Whenever a line in the entries below contains "image", copy that line.
[[ SOURCE DATA open ]]
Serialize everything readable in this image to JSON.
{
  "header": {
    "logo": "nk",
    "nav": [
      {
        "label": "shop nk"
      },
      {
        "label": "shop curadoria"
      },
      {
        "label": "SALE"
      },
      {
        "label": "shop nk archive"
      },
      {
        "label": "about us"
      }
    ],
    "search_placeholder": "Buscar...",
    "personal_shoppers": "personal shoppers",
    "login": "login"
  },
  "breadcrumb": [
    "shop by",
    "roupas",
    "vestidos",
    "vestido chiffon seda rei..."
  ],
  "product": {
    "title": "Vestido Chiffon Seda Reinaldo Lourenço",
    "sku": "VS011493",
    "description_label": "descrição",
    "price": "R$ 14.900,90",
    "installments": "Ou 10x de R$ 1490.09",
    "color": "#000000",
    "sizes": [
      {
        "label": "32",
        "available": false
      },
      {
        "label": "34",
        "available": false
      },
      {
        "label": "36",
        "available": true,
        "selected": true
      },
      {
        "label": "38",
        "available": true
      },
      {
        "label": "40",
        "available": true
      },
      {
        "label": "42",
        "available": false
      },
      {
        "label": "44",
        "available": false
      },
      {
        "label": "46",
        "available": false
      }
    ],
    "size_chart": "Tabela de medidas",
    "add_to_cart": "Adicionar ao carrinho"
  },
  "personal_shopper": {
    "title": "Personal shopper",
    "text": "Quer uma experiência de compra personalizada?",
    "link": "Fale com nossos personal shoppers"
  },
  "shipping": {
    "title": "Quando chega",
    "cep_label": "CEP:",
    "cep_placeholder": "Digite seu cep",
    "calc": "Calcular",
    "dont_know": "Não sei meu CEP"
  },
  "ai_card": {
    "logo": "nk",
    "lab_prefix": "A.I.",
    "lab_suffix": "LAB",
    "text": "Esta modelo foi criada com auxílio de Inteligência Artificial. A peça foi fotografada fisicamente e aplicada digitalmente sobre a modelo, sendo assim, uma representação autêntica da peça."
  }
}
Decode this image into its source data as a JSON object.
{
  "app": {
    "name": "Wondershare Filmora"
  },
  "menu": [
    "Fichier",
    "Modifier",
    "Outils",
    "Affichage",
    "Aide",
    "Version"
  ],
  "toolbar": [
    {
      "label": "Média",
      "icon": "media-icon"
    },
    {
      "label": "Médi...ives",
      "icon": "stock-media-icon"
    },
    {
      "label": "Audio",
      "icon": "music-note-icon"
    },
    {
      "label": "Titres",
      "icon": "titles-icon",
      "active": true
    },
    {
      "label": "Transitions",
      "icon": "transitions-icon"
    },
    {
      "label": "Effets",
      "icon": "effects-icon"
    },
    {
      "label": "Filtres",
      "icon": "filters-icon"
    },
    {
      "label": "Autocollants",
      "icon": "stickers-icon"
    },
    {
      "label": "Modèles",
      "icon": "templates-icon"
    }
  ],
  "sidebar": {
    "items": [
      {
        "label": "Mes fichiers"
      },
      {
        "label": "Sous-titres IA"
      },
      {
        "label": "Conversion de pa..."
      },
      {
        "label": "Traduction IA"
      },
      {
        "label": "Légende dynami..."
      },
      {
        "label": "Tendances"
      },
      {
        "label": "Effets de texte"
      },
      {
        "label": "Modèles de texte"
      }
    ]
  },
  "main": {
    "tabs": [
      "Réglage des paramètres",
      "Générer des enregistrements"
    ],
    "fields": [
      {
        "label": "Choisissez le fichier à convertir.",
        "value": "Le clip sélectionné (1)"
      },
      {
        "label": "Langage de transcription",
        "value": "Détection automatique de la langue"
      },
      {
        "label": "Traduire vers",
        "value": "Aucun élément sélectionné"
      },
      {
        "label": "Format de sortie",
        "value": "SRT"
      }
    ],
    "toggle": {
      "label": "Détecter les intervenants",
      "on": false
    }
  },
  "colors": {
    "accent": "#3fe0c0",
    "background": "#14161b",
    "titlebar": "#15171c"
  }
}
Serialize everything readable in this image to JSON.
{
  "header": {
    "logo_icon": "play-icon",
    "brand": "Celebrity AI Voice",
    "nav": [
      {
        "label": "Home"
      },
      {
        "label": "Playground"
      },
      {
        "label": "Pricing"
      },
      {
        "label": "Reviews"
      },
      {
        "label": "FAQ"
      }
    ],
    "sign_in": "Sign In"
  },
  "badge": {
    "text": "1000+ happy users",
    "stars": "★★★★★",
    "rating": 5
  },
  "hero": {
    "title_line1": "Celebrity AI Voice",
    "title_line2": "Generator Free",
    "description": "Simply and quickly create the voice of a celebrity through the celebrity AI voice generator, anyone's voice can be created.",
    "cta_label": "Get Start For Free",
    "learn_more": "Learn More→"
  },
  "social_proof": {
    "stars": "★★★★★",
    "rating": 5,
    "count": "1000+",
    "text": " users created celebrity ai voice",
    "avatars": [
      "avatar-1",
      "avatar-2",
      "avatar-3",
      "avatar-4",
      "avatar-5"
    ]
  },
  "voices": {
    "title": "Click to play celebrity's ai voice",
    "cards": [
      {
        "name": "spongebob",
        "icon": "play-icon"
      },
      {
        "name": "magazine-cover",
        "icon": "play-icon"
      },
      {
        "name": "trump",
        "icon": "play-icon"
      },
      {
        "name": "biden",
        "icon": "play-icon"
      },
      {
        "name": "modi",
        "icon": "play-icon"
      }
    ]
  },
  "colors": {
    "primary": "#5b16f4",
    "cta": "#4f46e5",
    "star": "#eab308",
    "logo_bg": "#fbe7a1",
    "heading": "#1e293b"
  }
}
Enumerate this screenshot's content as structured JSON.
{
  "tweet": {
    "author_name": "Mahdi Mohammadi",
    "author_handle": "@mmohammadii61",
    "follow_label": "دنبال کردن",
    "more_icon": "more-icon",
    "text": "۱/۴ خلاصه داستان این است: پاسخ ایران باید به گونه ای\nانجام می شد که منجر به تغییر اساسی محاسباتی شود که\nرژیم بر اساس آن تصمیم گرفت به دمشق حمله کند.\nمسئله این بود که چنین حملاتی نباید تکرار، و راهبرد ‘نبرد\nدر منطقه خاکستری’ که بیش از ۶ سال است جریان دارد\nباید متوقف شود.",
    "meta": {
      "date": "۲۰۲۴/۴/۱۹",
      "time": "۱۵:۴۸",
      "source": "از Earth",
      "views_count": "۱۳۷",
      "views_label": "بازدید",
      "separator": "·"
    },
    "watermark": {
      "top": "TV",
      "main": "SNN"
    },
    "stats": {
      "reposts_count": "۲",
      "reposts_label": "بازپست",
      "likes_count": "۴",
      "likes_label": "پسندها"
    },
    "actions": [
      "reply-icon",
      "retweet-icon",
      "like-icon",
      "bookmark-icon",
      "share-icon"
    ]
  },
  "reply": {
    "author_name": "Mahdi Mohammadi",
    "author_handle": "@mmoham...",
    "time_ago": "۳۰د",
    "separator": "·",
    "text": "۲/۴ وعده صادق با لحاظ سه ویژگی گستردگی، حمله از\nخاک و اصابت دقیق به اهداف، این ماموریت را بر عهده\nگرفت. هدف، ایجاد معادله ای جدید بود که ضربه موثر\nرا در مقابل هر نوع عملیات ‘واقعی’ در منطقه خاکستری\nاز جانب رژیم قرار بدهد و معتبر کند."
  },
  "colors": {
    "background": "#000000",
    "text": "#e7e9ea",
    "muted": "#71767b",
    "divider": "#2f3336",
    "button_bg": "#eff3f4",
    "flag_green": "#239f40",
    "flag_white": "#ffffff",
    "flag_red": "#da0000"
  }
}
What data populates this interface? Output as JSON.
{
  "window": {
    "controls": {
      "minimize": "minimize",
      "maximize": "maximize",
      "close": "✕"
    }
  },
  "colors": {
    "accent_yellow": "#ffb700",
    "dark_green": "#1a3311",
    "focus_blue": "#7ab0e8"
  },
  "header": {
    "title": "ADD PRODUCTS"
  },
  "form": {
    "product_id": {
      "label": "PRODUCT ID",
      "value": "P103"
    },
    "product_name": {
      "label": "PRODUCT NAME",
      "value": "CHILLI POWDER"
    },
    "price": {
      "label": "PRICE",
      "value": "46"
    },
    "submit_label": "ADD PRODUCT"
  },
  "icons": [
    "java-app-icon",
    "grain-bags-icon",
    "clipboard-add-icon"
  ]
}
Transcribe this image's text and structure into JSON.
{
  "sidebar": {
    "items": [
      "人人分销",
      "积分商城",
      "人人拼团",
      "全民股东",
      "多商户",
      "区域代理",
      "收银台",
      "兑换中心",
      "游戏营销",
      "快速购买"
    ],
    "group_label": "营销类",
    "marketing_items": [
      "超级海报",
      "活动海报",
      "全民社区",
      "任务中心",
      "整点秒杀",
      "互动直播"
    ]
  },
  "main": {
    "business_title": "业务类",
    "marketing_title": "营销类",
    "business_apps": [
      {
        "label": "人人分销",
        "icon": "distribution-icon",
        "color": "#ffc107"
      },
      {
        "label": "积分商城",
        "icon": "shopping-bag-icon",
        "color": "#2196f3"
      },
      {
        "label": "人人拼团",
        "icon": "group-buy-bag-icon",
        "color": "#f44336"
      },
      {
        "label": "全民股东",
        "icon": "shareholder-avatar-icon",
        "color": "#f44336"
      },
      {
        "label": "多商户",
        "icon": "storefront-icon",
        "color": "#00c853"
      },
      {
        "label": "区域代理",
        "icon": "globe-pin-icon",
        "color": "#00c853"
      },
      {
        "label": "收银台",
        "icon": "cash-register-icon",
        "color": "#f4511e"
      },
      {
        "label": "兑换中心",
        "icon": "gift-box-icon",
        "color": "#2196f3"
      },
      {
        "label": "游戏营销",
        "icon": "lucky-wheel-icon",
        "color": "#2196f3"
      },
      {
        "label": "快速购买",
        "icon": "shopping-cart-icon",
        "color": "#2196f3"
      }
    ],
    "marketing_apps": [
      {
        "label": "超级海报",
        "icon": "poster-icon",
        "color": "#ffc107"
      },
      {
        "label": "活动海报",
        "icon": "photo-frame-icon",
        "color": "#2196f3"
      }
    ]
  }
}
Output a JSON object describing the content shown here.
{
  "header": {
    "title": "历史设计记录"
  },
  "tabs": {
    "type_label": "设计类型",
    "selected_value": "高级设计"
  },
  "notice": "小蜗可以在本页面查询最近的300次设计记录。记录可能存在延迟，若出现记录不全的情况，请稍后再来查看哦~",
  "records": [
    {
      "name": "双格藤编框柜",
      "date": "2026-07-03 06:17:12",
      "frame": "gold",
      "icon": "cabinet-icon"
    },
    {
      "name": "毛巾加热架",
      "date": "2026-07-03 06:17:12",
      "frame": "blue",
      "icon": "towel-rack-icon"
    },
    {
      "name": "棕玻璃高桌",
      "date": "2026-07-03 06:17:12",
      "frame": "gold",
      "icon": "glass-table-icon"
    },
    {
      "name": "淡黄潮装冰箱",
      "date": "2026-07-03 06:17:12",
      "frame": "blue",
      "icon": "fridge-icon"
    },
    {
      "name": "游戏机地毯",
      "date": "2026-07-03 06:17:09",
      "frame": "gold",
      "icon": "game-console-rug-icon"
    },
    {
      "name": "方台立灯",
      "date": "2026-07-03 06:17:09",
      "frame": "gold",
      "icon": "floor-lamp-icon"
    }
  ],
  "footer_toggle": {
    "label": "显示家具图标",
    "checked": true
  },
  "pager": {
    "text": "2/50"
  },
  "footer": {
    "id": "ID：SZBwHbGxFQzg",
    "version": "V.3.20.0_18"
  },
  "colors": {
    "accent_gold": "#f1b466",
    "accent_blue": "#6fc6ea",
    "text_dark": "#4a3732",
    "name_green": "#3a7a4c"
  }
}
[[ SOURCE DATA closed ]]
**WRITTEN SOLUTION**:
Serialize everything readable in this image to JSON.
Decode this image into its source data as a JSON object.
Serialize everything readable in this image to JSON.
Transcribe this image's text and structure into JSON.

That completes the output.